* Goal of the exercise
Make an exact copy of all the records, one that contains none of the pictures.

* Record extracts
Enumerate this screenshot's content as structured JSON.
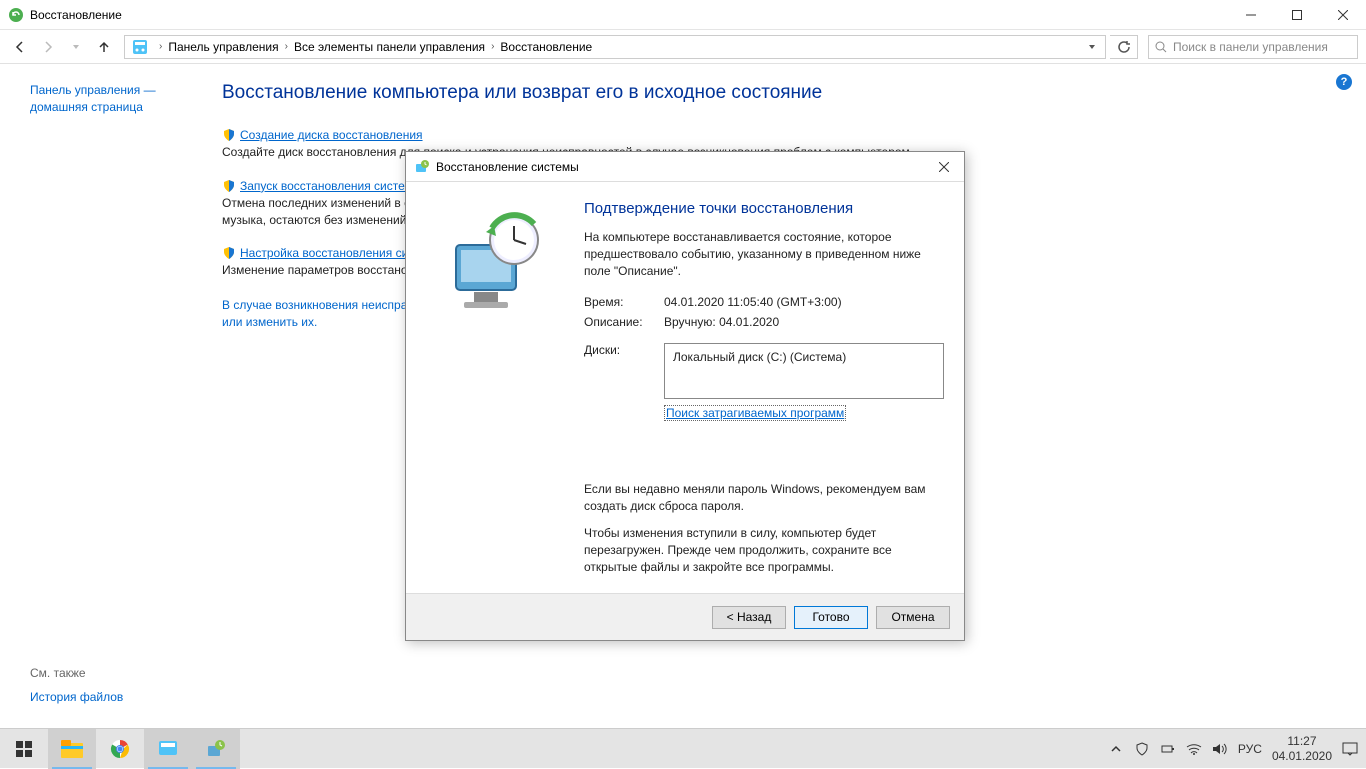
{
  "window": {
    "title": "Восстановление"
  },
  "breadcrumb": {
    "item1": "Панель управления",
    "item2": "Все элементы панели управления",
    "item3": "Восстановление"
  },
  "search": {
    "placeholder": "Поиск в панели управления"
  },
  "sidebar": {
    "home": "Панель управления — домашняя страница",
    "see_also": "См. также",
    "file_history": "История файлов"
  },
  "page": {
    "heading": "Восстановление компьютера или возврат его в исходное состояние",
    "actions": [
      {
        "label": "Создание диска восстановления",
        "desc": "Создайте диск восстановления для поиска и устранения неисправностей в случае возникновения проблем с компьютером."
      },
      {
        "label": "Запуск восстановления системы",
        "desc": "Отмена последних изменений в системе, которые могли вызвать проблемы. При этом ваши файлы (документы, изображения, музыка, остаются без изменений."
      },
      {
        "label": "Настройка восстановления системы",
        "desc": "Изменение параметров восстановления, управление местом на диске, а также создание и удаление точек восстановления."
      }
    ],
    "troubleshoot": "В случае возникновения неисправности компьютера перезагрузите его или изменить их."
  },
  "dialog": {
    "title": "Восстановление системы",
    "heading": "Подтверждение точки восстановления",
    "intro": "На компьютере восстанавливается состояние, которое предшествовало событию, указанному в приведенном ниже поле \"Описание\".",
    "time_label": "Время:",
    "time_value": "04.01.2020 11:05:40 (GMT+3:00)",
    "desc_label": "Описание:",
    "desc_value": "Вручную: 04.01.2020",
    "disks_label": "Диски:",
    "disks_value": "Локальный диск (C:) (Система)",
    "affected": "Поиск затрагиваемых программ",
    "pwd_note": "Если вы недавно меняли пароль Windows, рекомендуем вам создать диск сброса пароля.",
    "warn_note": "Чтобы изменения вступили в силу, компьютер будет перезагружен. Прежде чем продолжить, сохраните все открытые файлы и закройте все программы.",
    "back": "< Назад",
    "finish": "Готово",
    "cancel": "Отмена"
  },
  "tray": {
    "lang": "РУС",
    "time": "11:27",
    "date": "04.01.2020"
  }
}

* Expected answer
Enumerate this screenshot's content as structured JSON.
{
  "window": {
    "title": "Восстановление"
  },
  "breadcrumb": {
    "item1": "Панель управления",
    "item2": "Все элементы панели управления",
    "item3": "Восстановление"
  },
  "search": {
    "placeholder": "Поиск в панели управления"
  },
  "sidebar": {
    "home": "Панель управления — домашняя страница",
    "see_also": "См. также",
    "file_history": "История файлов"
  },
  "page": {
    "heading": "Восстановление компьютера или возврат его в исходное состояние",
    "actions": [
      {
        "label": "Создание диска восстановления",
        "desc": "Создайте диск восстановления для поиска и устранения неисправностей в случае возникновения проблем с компьютером."
      },
      {
        "label": "Запуск восстановления системы",
        "desc": "Отмена последних изменений в системе, которые могли вызвать проблемы. При этом ваши файлы (документы, изображения, музыка, остаются без изменений."
      },
      {
        "label": "Настройка восстановления системы",
        "desc": "Изменение параметров восстановления, управление местом на диске, а также создание и удаление точек восстановления."
      }
    ],
    "troubleshoot": "В случае возникновения неисправности компьютера перезагрузите его или изменить их."
  },
  "dialog": {
    "title": "Восстановление системы",
    "heading": "Подтверждение точки восстановления",
    "intro": "На компьютере восстанавливается состояние, которое предшествовало событию, указанному в приведенном ниже поле \"Описание\".",
    "time_label": "Время:",
    "time_value": "04.01.2020 11:05:40 (GMT+3:00)",
    "desc_label": "Описание:",
    "desc_value": "Вручную: 04.01.2020",
    "disks_label": "Диски:",
    "disks_value": "Локальный диск (C:) (Система)",
    "affected": "Поиск затрагиваемых программ",
    "pwd_note": "Если вы недавно меняли пароль Windows, рекомендуем вам создать диск сброса пароля.",
    "warn_note": "Чтобы изменения вступили в силу, компьютер будет перезагружен. Прежде чем продолжить, сохраните все открытые файлы и закройте все программы.",
    "back": "< Назад",
    "finish": "Готово",
    "cancel": "Отмена"
  },
  "tray": {
    "lang": "РУС",
    "time": "11:27",
    "date": "04.01.2020"
  }
}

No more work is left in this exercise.